Components are functionally interdependent if the placing in service of one component is dependent on placing in service other components. The regulations generally define UOP as all components that are functionally interdependent on other components with reference to:
- Building structure (includes building shell and anything not included in a system
- Separate building systems
- Heating, ventilation and air conditioning systems
- Plumbing systems
- Electrical systems
- Fire protection and alarm systems
- Security systems
- Gas distribution systems
- Other systems identified in published IRS guidance
For plant property, used to perform an industrial process, a UOP is generally comprised of each component (or group of components) within the plant that performs a discrete and major function or operation within functionally interdependent machinery and equipment.
In the case of leasehold property for a lessee, the UOP is determined based on the portion of the building that is leased. If the entire building is leased, the lessee’s UOP will be defined as the building’s systems and structures that make up the entire building. However, if only a portion of the building is leased (such as an office, floor or certain square footage) then only the portion of the building’s systems or structures associated with that leased space will make up the lessees’ UOP. In the hands of the lessor, the UOP is the building and its building systems.
An amount paid is considered an improvement to a UOP and is required to be capitalized, if it results in one of the following three outcomes to any one functionally interdependent component:
- Results in a betterment or permanent improvement to the UOP
- Restores the UOP to its value or use
- Adapts the UOP to a new or different use
Taxpayers should understand that this is a significant change from previously issued proposed regulations, given that under prior guidance taxpayers treated the entire building, inclusive of the now separately identified systems, as a single UOP. For example, under prior guidance, expenditures related to heating, ventilation, and air conditioning (HVAC) systems may have been deducted based on the analysis that the UOP, the building, was not improved. Under final repair regulations the analysis must look at only the HVAC system as the UOP.
Routine maintenance remains deductible in the current year. Maintenance includes work that does not materially increase the capacity, productivity, efficiency, strength, quality or the output of the UOP. It also includes expenditures paid for maintenance that a taxpayer reasonably expects to perform more than once during the class life of the asset for non-buildings, and more than once during the 10 year period from when the building structure/system is placed in service for building structures/systems.
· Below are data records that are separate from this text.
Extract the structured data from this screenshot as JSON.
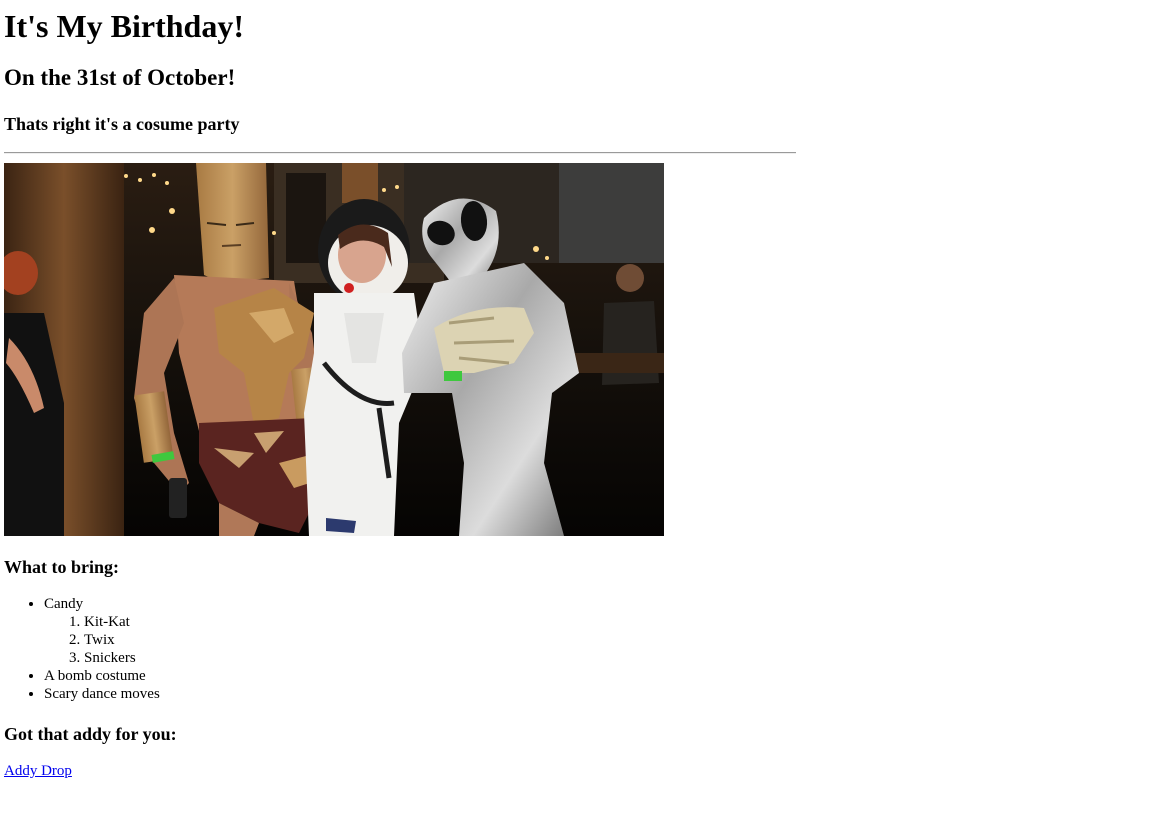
{
  "header": {
    "title": "It's My Birthday!",
    "date_line": "On the 31st of October!",
    "tagline": "Thats right it's a cosume party"
  },
  "photo": {
    "description_icon": "costume-party-photo"
  },
  "bring": {
    "heading": "What to bring:",
    "items": [
      {
        "label": "Candy",
        "sub_items": [
          "Kit-Kat",
          "Twix",
          "Snickers"
        ]
      },
      {
        "label": "A bomb costume"
      },
      {
        "label": "Scary dance moves"
      }
    ]
  },
  "address": {
    "heading": "Got that addy for you:",
    "link_label": "Addy Drop"
  },
  "colors": {
    "link": "#0000ee",
    "text": "#000000",
    "background": "#ffffff"
  }
}
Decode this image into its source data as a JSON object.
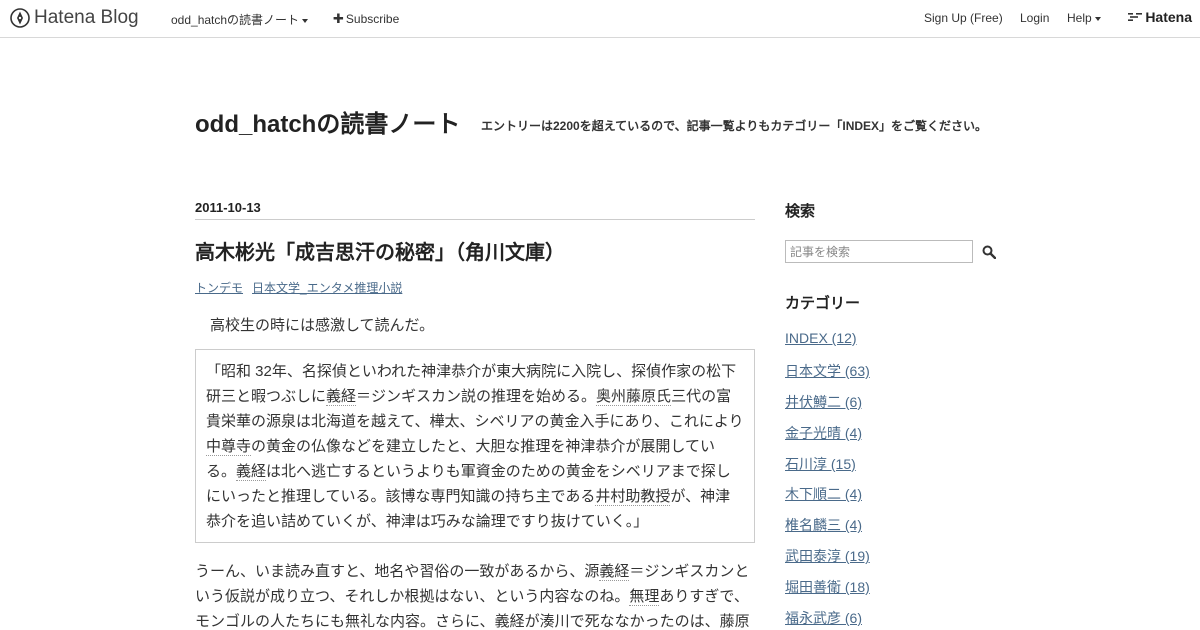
{
  "topbar": {
    "logo_text": "Hatena Blog",
    "blog_menu": "odd_hatchの読書ノート",
    "subscribe": "Subscribe",
    "signup": "Sign Up (Free)",
    "login": "Login",
    "help": "Help",
    "hatena": "Hatena"
  },
  "header": {
    "title": "odd_hatchの読書ノート",
    "description": "エントリーは2200を超えているので、記事一覧よりもカテゴリー「INDEX」をご覧ください。"
  },
  "entry": {
    "date": "2011-10-13",
    "title": "高木彬光「成吉思汗の秘密」（角川文庫）",
    "categories": [
      "トンデモ",
      "日本文学_エンタメ推理小説"
    ],
    "lead": "高校生の時には感激して読んだ。",
    "quote": {
      "p1": "「昭和 32年、名探偵といわれた神津恭介が東大病院に入院し、探偵作家の松下研三と暇つぶしに",
      "kw1": "義経",
      "p2": "＝ジンギスカン説の推理を始める。",
      "kw2": "奥州藤原氏",
      "p3": "三代の富貴栄華の源泉は北海道を越えて、樺太、シベリアの黄金入手にあり、これにより",
      "kw3": "中尊寺",
      "p4": "の黄金の仏像などを建立したと、大胆な推理を神津恭介が展開している。",
      "kw4": "義経",
      "p5": "は北へ逃亡するというよりも軍資金のための黄金をシベリアまで探しにいったと推理している。該博な専門知識の持ち主である",
      "kw5": "井村助教授",
      "p6": "が、神津恭介を追い詰めていくが、神津は巧みな論理ですり抜けていく。」"
    },
    "body": {
      "p1": "うーん、いま読み直すと、地名や習俗の一致があるから、源",
      "kw1": "義経",
      "p2": "＝ジンギスカンという仮説が成り立つ、それしか根拠はない、という内容なのね。",
      "kw2": "無理",
      "p3": "ありすぎで、モンゴルの人たちにも無礼な内容。さらに、",
      "kw3": "義経",
      "p4": "が湊川で死ななかったのは、藤原"
    }
  },
  "sidebar": {
    "search_heading": "検索",
    "search_placeholder": "記事を検索",
    "category_heading": "カテゴリー",
    "categories": [
      "INDEX (12)",
      "日本文学 (63)",
      "井伏鱒二 (6)",
      "金子光晴 (4)",
      "石川淳 (15)",
      "木下順二 (4)",
      "椎名麟三 (4)",
      "武田泰淳 (19)",
      "堀田善衛 (18)",
      "福永武彦 (6)"
    ]
  }
}
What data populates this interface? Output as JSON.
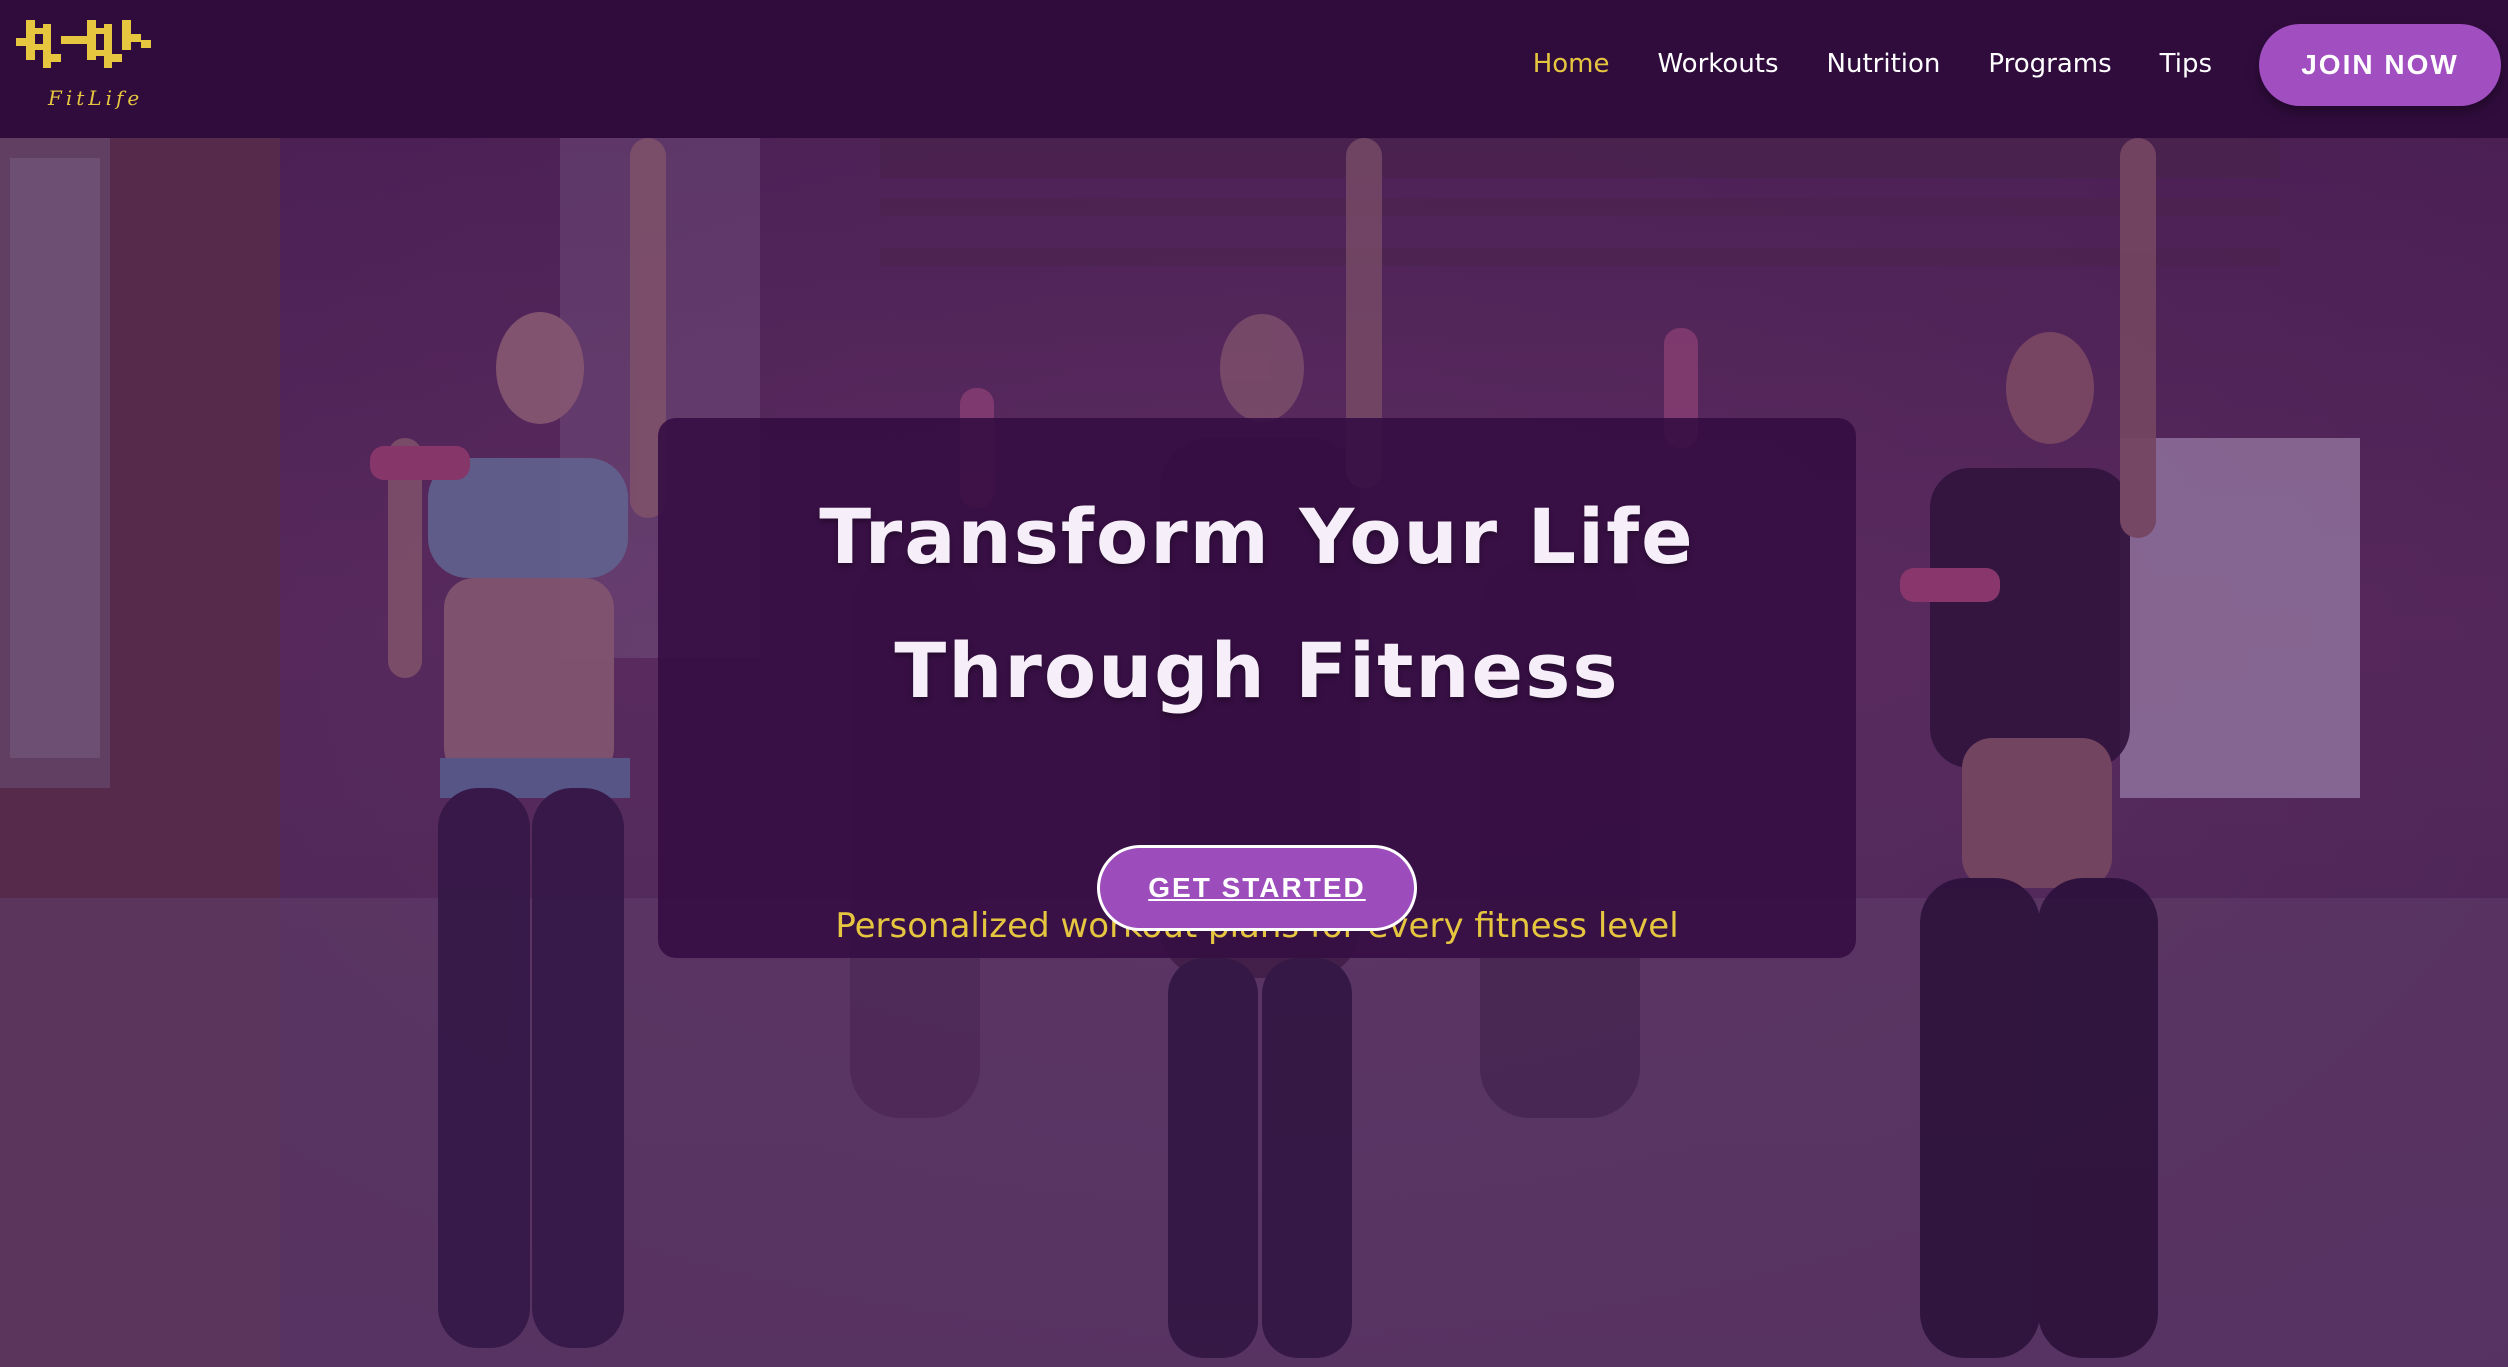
{
  "brand": {
    "name": "FitLife",
    "logo_icon": "fitlife-logo-icon"
  },
  "nav": {
    "items": [
      {
        "label": "Home",
        "active": true
      },
      {
        "label": "Workouts",
        "active": false
      },
      {
        "label": "Nutrition",
        "active": false
      },
      {
        "label": "Programs",
        "active": false
      },
      {
        "label": "Tips",
        "active": false
      }
    ],
    "join_label": "JOIN NOW"
  },
  "hero": {
    "title_line1": "Transform Your Life",
    "title_line2": "Through Fitness",
    "subtitle": "Personalized workout plans for every fitness level",
    "cta_label": "GET STARTED",
    "background_image": "women-dumbbell-fitness-class-photo"
  },
  "colors": {
    "navbar_bg": "#300c3d",
    "accent_gold": "#e6c63f",
    "button_purple": "#a04ec0",
    "card_bg": "#340c42"
  }
}
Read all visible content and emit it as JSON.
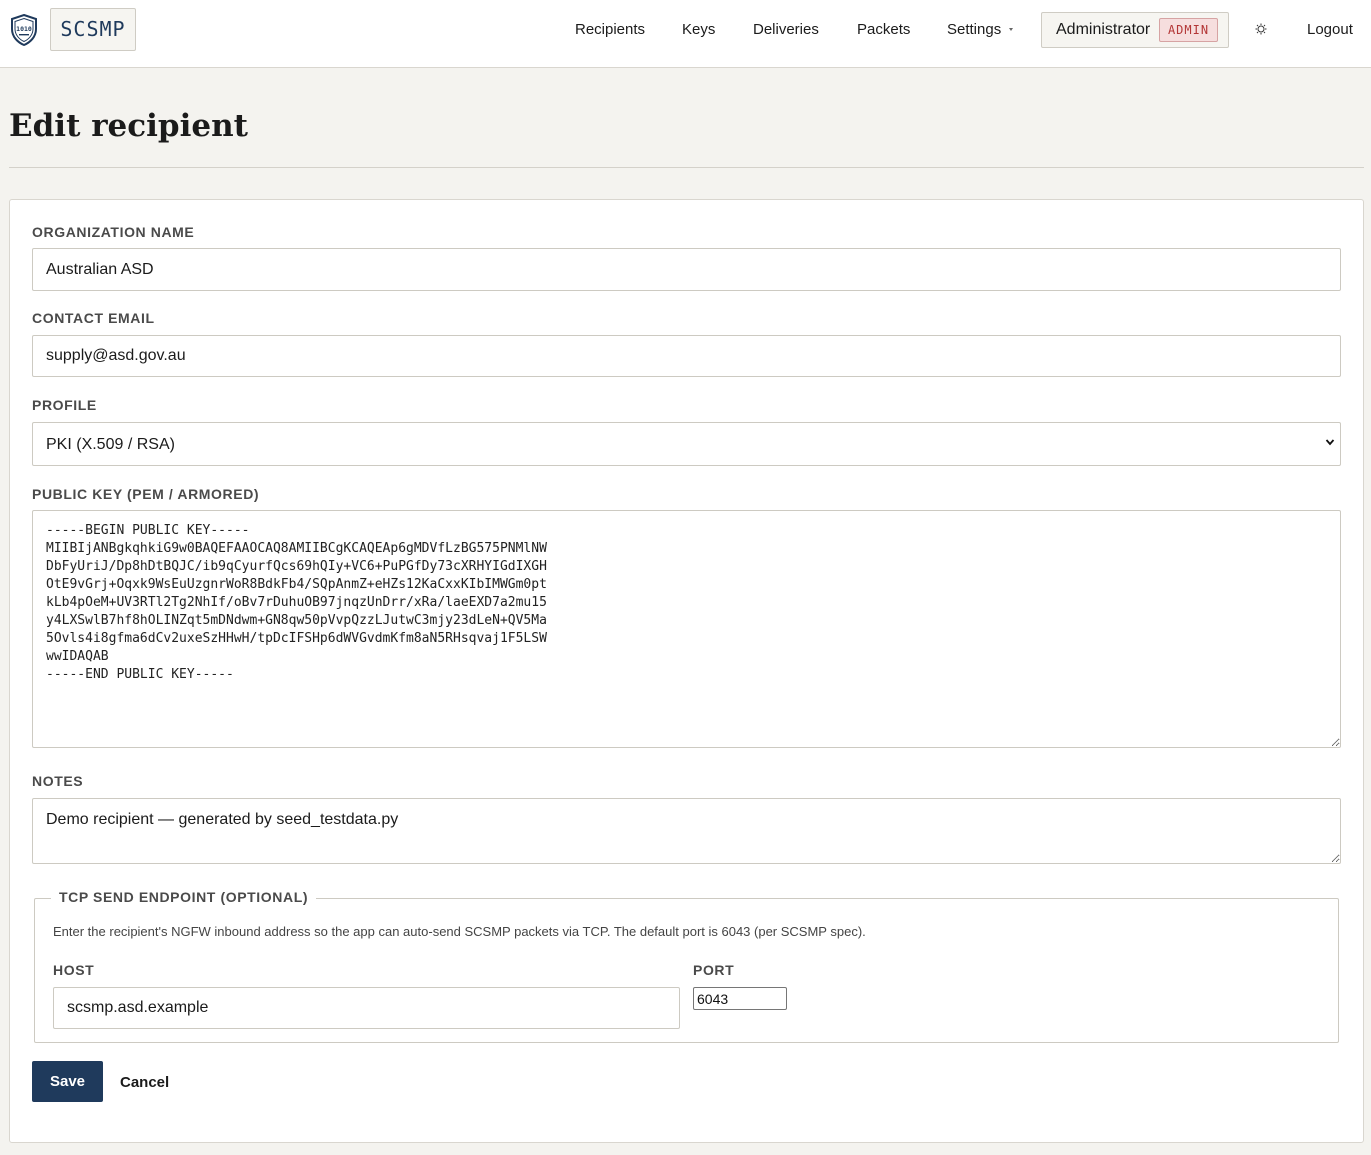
{
  "header": {
    "brand": "SCSMP",
    "nav": {
      "recipients": "Recipients",
      "keys": "Keys",
      "deliveries": "Deliveries",
      "packets": "Packets",
      "settings": "Settings"
    },
    "user": {
      "name": "Administrator",
      "role_badge": "ADMIN"
    },
    "logout": "Logout",
    "icons": {
      "logo": "shield-logo-icon",
      "theme": "theme-toggle-icon",
      "settings_caret": "caret-down-icon"
    }
  },
  "page": {
    "title": "Edit recipient"
  },
  "form": {
    "organization": {
      "label": "ORGANIZATION NAME",
      "value": "Australian ASD"
    },
    "email": {
      "label": "CONTACT EMAIL",
      "value": "supply@asd.gov.au"
    },
    "profile": {
      "label": "PROFILE",
      "selected": "PKI (X.509 / RSA)"
    },
    "public_key": {
      "label": "PUBLIC KEY (PEM / ARMORED)",
      "value": "-----BEGIN PUBLIC KEY-----\nMIIBIjANBgkqhkiG9w0BAQEFAAOCAQ8AMIIBCgKCAQEAp6gMDVfLzBG575PNMlNW\nDbFyUriJ/Dp8hDtBQJC/ib9qCyurfQcs69hQIy+VC6+PuPGfDy73cXRHYIGdIXGH\nOtE9vGrj+Oqxk9WsEuUzgnrWoR8BdkFb4/SQpAnmZ+eHZs12KaCxxKIbIMWGm0pt\nkLb4pOeM+UV3RTl2Tg2NhIf/oBv7rDuhuOB97jnqzUnDrr/xRa/laeEXD7a2mu15\ny4LXSwlB7hf8hOLINZqt5mDNdwm+GN8qw50pVvpQzzLJutwC3mjy23dLeN+QV5Ma\n5Ovls4i8gfma6dCv2uxeSzHHwH/tpDcIFSHp6dWVGvdmKfm8aN5RHsqvaj1F5LSW\nwwIDAQAB\n-----END PUBLIC KEY-----"
    },
    "notes": {
      "label": "NOTES",
      "value": "Demo recipient — generated by seed_testdata.py"
    },
    "tcp": {
      "legend": "TCP SEND ENDPOINT (OPTIONAL)",
      "help": "Enter the recipient's NGFW inbound address so the app can auto-send SCSMP packets via TCP. The default port is 6043 (per SCSMP spec).",
      "host_label": "HOST",
      "host_value": "scsmp.asd.example",
      "port_label": "PORT",
      "port_value": "6043"
    },
    "actions": {
      "save": "Save",
      "cancel": "Cancel"
    }
  }
}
While taxpayers were hoping for bright line tests to answer these and similar questions, the final regulations still rely on analysis of facts and circumstances to determine how to treat such expenditures. The application of the new regulations to amounts paid will likely remain a source of contention between taxpayers and the IRS, but the final rules provide numerous examples of typical transactions and their treatment to help guide taxpayers. If you have questions on the repair regulations or a UOP, please contact an Anders advisor.All Insights